They meet at a stranger’s funeral and the play charts their friendship to the point where Harold decides he would rather have Maude as a life companion than the girls provided by his socialite mother via computer dating. Along the way both characters grow through a series of shared life lessons and bizarre misdemeanours, breaking down boundaries of age and society norms. Maude’s salutary life lessons are all born out of experience, but each has helped her to grow stronger and more defiant – all strengths of non-conformist character that one feels she is keen to pass on to a new generation.
Colin Higgins adapted his own screenplay for the stage not long after the film’s 1971 debut, so the essence of the big screen original is never far away, but Southerland has given the script some subtle tweaks so that the relationship between the odd couple never comes across as salacious, rather a meeting of two like-minded souls in search of meaning. Southerland has scored so many musical successes here at Charing Cross Theatre that you cannot help but think he was itching to turn this into a musical too – perhaps that’s what comes next as it could certainly work.
Sheila Hancock glows and sparkles as Maude, injecting both a lively frivolity and sad gravitas into a luminescent performance that fizzes like a never-ending firework. Her outlook on life is of lighting the blue touchpaper and never retiring, never wanting to be trapped by convention. This is an actress who one suspects chooses her roles carefully and thoughtfully, and here she is mesmerising, finding both the darker shadows of Maude’s past and the joy of an upbeat approach to whatever life throws at her with astounding energy.

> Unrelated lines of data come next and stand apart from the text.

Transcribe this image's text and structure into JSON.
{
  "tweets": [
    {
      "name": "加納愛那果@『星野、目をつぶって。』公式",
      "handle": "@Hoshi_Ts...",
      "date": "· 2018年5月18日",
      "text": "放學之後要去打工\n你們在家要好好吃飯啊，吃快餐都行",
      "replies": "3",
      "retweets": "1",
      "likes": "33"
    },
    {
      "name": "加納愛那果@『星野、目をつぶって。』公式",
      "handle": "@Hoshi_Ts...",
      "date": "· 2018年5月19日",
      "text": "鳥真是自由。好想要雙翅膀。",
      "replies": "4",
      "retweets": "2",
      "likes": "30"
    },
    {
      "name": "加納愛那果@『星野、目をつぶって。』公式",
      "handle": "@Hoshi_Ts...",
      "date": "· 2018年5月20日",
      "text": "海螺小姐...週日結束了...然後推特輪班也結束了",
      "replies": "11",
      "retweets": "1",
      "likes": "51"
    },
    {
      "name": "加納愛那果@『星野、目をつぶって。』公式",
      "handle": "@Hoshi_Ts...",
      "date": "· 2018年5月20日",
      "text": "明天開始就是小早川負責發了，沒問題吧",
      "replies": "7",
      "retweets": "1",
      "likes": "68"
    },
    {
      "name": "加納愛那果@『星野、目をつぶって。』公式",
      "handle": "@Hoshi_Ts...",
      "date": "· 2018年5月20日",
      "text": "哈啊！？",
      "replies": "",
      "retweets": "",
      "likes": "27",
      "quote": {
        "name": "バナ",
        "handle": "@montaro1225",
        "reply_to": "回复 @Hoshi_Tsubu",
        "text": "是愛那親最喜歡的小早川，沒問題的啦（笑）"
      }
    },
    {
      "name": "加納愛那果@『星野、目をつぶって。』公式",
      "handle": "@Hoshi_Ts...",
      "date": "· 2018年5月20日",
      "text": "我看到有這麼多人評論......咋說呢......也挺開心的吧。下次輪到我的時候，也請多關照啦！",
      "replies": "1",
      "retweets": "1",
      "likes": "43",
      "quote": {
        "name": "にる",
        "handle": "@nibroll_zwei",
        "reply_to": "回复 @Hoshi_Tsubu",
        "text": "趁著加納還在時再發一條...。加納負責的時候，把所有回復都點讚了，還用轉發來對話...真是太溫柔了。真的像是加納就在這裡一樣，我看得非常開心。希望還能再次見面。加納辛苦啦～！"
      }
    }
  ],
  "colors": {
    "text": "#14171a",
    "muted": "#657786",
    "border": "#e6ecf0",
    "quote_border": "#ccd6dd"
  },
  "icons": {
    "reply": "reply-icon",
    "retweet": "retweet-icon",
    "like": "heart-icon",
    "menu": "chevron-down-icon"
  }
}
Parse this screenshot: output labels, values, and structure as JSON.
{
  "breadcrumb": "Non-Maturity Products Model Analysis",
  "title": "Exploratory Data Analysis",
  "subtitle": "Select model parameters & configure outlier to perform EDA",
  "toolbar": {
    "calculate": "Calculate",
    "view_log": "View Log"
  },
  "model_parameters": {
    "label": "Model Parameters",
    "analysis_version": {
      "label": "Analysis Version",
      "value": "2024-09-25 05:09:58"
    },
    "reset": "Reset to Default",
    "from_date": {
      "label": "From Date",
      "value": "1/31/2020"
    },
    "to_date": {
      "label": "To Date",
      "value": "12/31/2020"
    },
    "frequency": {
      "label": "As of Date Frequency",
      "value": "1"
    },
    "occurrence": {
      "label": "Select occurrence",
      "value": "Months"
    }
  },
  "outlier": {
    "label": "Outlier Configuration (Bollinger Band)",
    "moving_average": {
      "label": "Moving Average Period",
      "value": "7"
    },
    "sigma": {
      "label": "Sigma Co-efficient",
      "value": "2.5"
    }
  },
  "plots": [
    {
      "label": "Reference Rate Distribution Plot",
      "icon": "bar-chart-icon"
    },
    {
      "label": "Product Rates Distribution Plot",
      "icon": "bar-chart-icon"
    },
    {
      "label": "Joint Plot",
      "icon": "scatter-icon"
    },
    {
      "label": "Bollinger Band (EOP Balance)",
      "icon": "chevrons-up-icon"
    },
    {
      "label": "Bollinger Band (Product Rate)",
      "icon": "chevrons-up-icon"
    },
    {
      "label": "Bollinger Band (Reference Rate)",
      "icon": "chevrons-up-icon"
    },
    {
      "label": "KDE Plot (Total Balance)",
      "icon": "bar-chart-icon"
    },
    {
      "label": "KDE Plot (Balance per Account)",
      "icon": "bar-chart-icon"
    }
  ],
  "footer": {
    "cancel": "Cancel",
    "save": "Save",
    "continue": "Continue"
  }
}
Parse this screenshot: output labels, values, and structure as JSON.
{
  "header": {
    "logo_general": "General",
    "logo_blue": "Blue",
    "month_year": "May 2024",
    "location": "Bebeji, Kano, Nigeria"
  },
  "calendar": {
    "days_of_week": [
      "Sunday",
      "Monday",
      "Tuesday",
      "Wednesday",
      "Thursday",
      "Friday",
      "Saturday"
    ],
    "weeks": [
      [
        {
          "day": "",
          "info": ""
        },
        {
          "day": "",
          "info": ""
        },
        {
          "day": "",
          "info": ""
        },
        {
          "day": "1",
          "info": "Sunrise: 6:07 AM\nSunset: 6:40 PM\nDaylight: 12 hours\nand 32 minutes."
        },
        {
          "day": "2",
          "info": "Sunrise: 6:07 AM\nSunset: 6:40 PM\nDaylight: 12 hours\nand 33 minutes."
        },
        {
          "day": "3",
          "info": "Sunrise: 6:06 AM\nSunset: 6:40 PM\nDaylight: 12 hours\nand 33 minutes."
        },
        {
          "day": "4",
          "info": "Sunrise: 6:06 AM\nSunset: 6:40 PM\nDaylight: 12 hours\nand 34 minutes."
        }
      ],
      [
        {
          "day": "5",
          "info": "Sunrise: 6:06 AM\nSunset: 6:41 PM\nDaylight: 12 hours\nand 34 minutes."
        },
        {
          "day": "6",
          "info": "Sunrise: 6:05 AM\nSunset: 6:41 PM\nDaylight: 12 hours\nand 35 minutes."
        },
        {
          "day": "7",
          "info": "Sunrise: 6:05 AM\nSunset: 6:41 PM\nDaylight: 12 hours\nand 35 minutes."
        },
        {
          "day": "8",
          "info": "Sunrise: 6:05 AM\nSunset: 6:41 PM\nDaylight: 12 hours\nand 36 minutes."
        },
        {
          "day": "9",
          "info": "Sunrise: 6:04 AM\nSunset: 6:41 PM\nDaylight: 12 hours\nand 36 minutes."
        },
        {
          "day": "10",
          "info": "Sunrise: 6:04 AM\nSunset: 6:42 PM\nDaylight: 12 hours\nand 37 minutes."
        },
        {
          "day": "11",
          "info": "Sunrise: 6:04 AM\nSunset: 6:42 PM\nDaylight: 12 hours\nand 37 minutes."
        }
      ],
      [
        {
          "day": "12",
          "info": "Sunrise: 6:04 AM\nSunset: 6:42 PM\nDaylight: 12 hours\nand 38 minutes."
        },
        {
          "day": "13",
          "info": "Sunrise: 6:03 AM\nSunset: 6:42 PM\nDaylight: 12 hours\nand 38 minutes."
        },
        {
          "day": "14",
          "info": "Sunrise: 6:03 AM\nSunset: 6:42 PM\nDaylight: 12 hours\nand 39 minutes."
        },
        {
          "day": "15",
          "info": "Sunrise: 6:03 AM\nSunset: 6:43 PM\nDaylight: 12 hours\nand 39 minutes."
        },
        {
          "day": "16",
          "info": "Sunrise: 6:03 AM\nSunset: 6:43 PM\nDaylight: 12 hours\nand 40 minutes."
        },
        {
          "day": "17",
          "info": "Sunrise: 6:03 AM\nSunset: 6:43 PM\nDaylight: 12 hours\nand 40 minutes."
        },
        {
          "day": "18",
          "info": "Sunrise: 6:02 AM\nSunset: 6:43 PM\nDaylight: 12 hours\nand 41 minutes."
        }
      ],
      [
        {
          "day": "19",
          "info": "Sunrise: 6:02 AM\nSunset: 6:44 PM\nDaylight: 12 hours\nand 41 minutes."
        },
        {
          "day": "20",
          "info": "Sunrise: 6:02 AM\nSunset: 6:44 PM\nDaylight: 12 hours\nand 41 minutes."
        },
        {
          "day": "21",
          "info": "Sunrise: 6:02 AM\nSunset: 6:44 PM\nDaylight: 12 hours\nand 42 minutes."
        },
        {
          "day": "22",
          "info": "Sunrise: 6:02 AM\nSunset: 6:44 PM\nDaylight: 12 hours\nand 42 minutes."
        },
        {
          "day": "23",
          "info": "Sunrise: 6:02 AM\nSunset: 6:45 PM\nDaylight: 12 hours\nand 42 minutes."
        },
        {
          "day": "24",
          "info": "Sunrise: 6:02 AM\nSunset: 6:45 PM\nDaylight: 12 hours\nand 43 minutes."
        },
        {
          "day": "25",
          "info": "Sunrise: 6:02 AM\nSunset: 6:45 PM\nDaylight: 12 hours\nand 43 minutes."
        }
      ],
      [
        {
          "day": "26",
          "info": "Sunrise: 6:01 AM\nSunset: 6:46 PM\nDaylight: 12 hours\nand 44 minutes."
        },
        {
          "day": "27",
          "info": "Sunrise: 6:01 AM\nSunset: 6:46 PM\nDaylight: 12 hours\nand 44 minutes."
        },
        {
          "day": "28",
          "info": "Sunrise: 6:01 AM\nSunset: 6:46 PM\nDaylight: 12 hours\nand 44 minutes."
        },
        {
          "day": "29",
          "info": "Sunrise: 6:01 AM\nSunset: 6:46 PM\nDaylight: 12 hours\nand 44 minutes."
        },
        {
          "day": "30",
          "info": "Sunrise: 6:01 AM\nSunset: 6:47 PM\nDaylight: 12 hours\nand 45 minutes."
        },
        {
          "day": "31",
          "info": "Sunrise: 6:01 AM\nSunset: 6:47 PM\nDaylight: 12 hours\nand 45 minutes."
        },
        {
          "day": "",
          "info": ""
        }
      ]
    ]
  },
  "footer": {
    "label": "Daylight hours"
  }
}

Bill Milner’s Harold is the perfect companion, a solitary young man trying to express himself through increasingly shocking actions, yet never fully able to overcome repressed emotions until in the company of the woman 60 years his senior. It is a well-judged performance, mixing a shy awkwardness with a blossoming lust for life.
Rebecca Caine is hilarious as Harold’s outrageous silk stocking mother, who time has made oblivious to her son’s over the top attention seeking. To one fake suicide attempt she can only shriek, “Harold! Not in the daffodils!”
There is a glorious touch of the absurd in that the other performers are mostly on stage throughout, when not playing their roles (Johnson Willis is a wonderfully bemused Father Finnegan and Joanna Hickman excellent as Harold’s would-be dates) taking up various instruments to play off the wall pieces by composer Michael Bruce. There’s a wonderful moment when a cello provides the anonymous voice at the end of a telephone. Samuel Townsend deserves mention for effortlessly switching from the stern cop to the honking seal, which of course Maude has “liberated” from the zoo and is keeping in a bathtub.
Harold and Maude has always had a touch of existential angst at its core, but this new beautifully bonkers production demands nothing more of its audiences than to assess life, living and values in the context of the rich diversity of those around you.
Image: Darren Bell
A version of this review originally appeared on The Reviews Hub http://www.thereviewshub.com/